Digital Hajj: How religion feels using Mecca 3D, Second Life, virtual worlds, and online. Photo by Fayez Nureldine/AFP/Getty Images Some 2 million Muslims undertook this year’s hajj, a journey to the Holy Mosque at Mecca that takes place in the last month of the Islamic calendar. The pilgrimage officially ended Monday. It is one of the Five Pillars of Islam that any Muslim capable of it must make this trek at least once. Thanks to modern innovations, many more now can: Back in the 1950s, about 100,000 pilgrims performed it each year. Boer Deng is a Slate editorial assistant. Technology is changing how the faithful engage with the tradition, too. Going on a technologically mediated pilgrimage might resemble the experience of a flight simulator.

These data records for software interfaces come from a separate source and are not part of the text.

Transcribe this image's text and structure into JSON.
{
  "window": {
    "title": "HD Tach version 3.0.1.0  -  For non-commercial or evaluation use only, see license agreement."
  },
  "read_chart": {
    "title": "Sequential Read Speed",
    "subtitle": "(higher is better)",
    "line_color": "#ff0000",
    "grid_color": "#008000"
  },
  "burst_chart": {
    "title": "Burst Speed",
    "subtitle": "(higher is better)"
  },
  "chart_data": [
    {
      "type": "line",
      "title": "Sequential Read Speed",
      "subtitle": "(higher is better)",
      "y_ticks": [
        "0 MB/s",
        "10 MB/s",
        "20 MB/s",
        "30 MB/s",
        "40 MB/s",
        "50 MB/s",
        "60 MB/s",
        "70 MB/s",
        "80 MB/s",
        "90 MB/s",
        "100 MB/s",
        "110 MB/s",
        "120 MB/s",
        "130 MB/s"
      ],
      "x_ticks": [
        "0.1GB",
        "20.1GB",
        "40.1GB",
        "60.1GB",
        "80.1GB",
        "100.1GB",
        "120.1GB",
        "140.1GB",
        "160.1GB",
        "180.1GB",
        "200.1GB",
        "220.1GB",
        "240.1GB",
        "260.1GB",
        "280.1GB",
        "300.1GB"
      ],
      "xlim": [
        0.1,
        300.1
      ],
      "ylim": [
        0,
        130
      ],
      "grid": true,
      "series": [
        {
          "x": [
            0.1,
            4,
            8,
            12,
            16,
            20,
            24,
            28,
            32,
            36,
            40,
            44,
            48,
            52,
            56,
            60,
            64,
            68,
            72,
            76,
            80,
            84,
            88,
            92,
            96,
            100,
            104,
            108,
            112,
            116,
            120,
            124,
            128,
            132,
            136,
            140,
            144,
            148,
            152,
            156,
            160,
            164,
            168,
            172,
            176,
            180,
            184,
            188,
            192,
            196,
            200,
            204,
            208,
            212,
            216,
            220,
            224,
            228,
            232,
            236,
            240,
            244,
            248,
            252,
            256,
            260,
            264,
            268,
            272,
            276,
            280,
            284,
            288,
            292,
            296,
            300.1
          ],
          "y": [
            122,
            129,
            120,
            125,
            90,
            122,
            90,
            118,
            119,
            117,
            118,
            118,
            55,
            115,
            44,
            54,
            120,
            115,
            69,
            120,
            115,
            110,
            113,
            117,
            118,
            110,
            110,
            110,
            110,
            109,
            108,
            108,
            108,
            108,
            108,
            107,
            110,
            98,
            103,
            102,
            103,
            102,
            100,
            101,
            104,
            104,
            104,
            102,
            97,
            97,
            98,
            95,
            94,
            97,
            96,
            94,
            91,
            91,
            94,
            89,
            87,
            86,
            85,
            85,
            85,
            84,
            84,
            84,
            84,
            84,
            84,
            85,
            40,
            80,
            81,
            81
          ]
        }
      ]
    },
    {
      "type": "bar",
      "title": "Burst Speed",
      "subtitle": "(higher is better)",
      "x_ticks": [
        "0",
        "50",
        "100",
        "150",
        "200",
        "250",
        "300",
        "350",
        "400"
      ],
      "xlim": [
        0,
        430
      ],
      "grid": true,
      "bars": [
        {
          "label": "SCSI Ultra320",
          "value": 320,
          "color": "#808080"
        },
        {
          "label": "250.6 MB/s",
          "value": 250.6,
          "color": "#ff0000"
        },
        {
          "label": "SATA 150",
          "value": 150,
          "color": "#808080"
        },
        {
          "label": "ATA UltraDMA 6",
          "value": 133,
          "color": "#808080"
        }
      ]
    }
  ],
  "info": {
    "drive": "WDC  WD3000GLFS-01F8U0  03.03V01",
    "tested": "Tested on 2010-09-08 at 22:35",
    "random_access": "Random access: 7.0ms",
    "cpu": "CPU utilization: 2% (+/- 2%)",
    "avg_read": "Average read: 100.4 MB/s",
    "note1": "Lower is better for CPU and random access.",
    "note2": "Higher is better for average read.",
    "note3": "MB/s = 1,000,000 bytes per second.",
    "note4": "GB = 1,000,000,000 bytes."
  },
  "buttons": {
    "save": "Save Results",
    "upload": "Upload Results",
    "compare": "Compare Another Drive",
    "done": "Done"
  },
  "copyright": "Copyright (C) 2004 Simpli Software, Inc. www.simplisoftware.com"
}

Devotion facilitated by technology is not new. Scholars of all faiths are divided on how to sanction the role of all this technology in religion. No worshipper would equate a virtual spiritual act with one done in the flesh.
Dental care for poor children: Sarrell makes Medicaid and CHIP work. One of the most shameful gaps in the American health care system involves the country’s poorest children. They can’t get basic dental treatment. It’s not that they don’t have insurance—many of them do. The problem is that dentists won’t treat them. According to the Children’s Dental Health Project, an oral health advocacy group, 46.9 million kids are currently covered by Medicaid or CHIP, the government program that provides health insurance to children in families whose incomes are modest but too high to qualify for Medicaid. A Slate Plus Special Feature: Slate Plus members can stream or download the full audio version of June Thomas’ story on dental care and poverty, read by the author. Children who don’t see a dentist are more likely to miss school because of infected teeth and gums and to grow into adults with severe oral health problems. Dentists claim they just can’t help poor kids. June Thomas is a Slate culture critic and editor of Outward, Slate’s LGBTQ section.
Is Your Dentist Ripping You Off? Alison Seiffer My household's level of confidence in dentistry is at an all-time low. About six months ago, my dentist informed me that my "bunny teeth" were likely getting in the way of my professional success, a problem he could correct with a (pricey) cosmetic procedure. We were convinced we must look like suckers—until I came across an op-ed in ADA News, the official publication of the American Dental Association. Some toddlers treated at one chain underwent as many as 14 procedures—often under restraint and without anesthesia. "In recent years, I have been seeing more and more creative diagnosis," Camm told me when I called him at his practice in Washington state. Poking around, I found plenty of services catering to dentists hoping to increase their incomes. Upselling in dentistry isn't a new phenomenon, but it's having a moment. That laser dentistry and whitening package may be a ploy to get you in the door so the practice can upsell you on more-profitable procedures.